A logo of a mother cat carrying a kitten by the neck with its mouth is supposed to symbolize the level of customer care and service offered by Yamato, Japan’s largest home-delivery company. According to its founder in 1919, “service first, profit after” was the company’s guiding principle (link in Japanese).
Yamato’s black-and-yellow logo is ubiquitous across Japan, as customers use the company to deliver same-day grocery orders, luggage to the airport ahead of a flight, or equipment to a music festival. The company’s 60,000 workers delivered 1.87 billion packages in the fiscal year ended March; 3.9 billion packages (paywall) were delivered in Japan in total last year. In addition, re-deliveries due to customer absence are free of charge in Japan—some 20% of packages (paywall) in Japan in 2015 were re-deliveries, according to government estimates. (Leaving parcels unattended outside someone’s door is a no-no in Japan.)
But in today’s Japan, faced with a shrinking labor force and an insatiable demand for convenience and ever-faster deliveries, that level of service isn’t possible without something having to give. That’s particularly hard in a culture that prides itself on its level of service, and one where workers don’t usually speak up to managers about hardships, let alone ask for raises—and as a viral video last year of a delivery worker for Yamato’s rival Sagawa Express taking out his anger on a bunch of parcels shows, many employees are already at a breaking point.
Hiring more workers isn’t the immediately obvious solution, as Japan faces its tightest labor market in over four decades (paywall). In any case, delivery companies are hardly the employer of choice for Japanese people at the moment, given the government’s crackdown against companies that violate labor laws—Yamato recently reported a loss for the second-straight quarter because of charges for unpaid overtime.
Nor is raising the cost to consumers an easy task. Price increases aren’t only a potential affront to cultural practices, but a shock to the system (paywall) in a country long accustomed to deflation.

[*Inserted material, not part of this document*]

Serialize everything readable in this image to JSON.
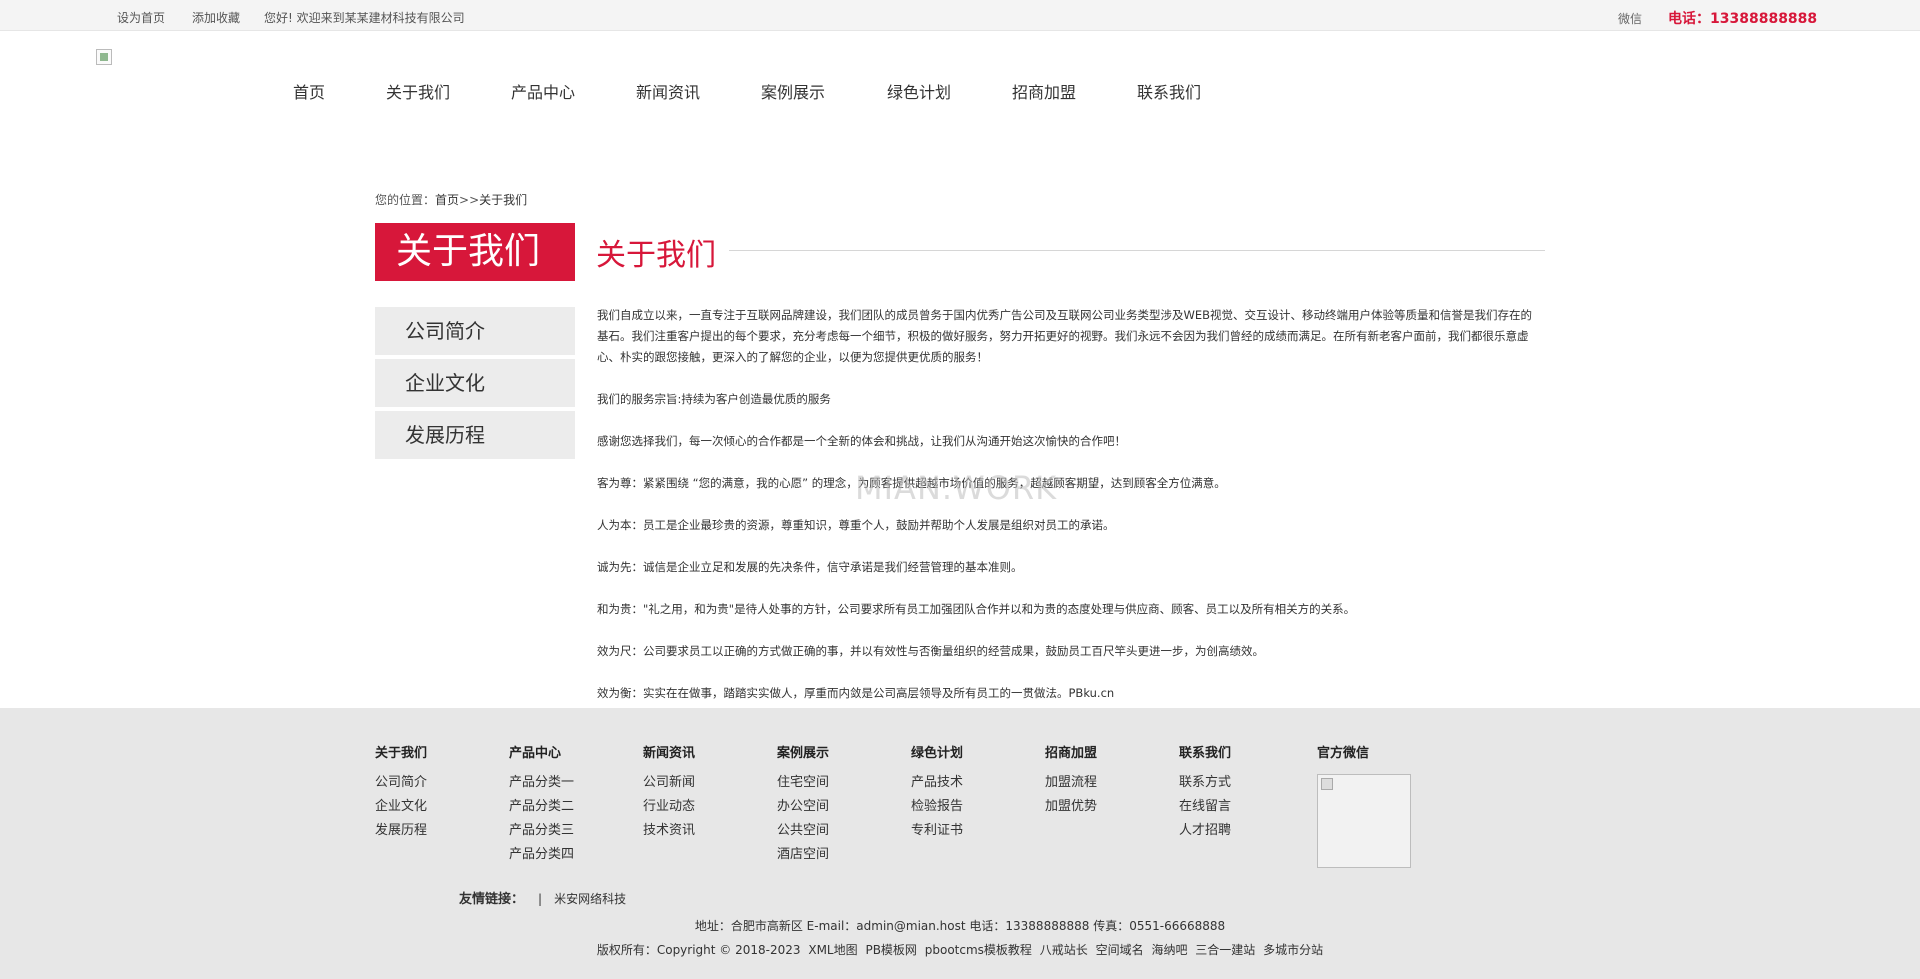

“There is a deep-rooted belief in Japan that when consumers purchase a product, they can expect any associated services to be free,” wrote Ogawa Kosuke, a professor at the Hosei Business School of Innovation Management in Tokyo, in May. “The delivery crisis is sparking a forward-looking discussion in Japan on whether the time has come to curtail excessive service.”
Yamato, and consumers, are changing their practices and expectations. After discussion with the union (paywall) in March, Yamato said it would do away with the noon to 2pm delivery window for its workers to allow them a proper lunch break and bring forward the re-delivery deadline by an hour to 7pm. In April, Yamato said it would stop making same-day deliveries for Amazon. Amazon, which is now using its own logistics network for deliveries, charges an extra fee for same-day grocery deliveries in parts of Tokyo.
“[It] is possible to change the way one works without discarding the customer-first principle, and it can also lead to more polished service,” wrote Yoshie Komuro, CEO of a consultancy called Work-Life Balance, citing an apparel retailer in Japan that recently tried to reform its work culture.
To ease the burden on delivery companies and reduce the waste in manpower and energy from missed deliveries, the government is also subsidizing the installation (paywall) of delivery lockers being installed around Japan, and delivery workers are increasingly partnering with (paywall) Japan’s ubiquitous convenience stores to facilitate pick-ups.
But Yamato finally bit the bullet and announced in April that it would raise its prices starting in October for basic shipping for the first time in 27 years, from ¥140 ($1.30) to ¥180. Sagawa Express will follow suit (paywall) in November. But Yamato didn’t do so without a demonstration of deep contrition—it took out a full-page ad in a Japanese newspaper explaining in detail the reasons behind the price increase, and asked customers for their understanding and cooperation.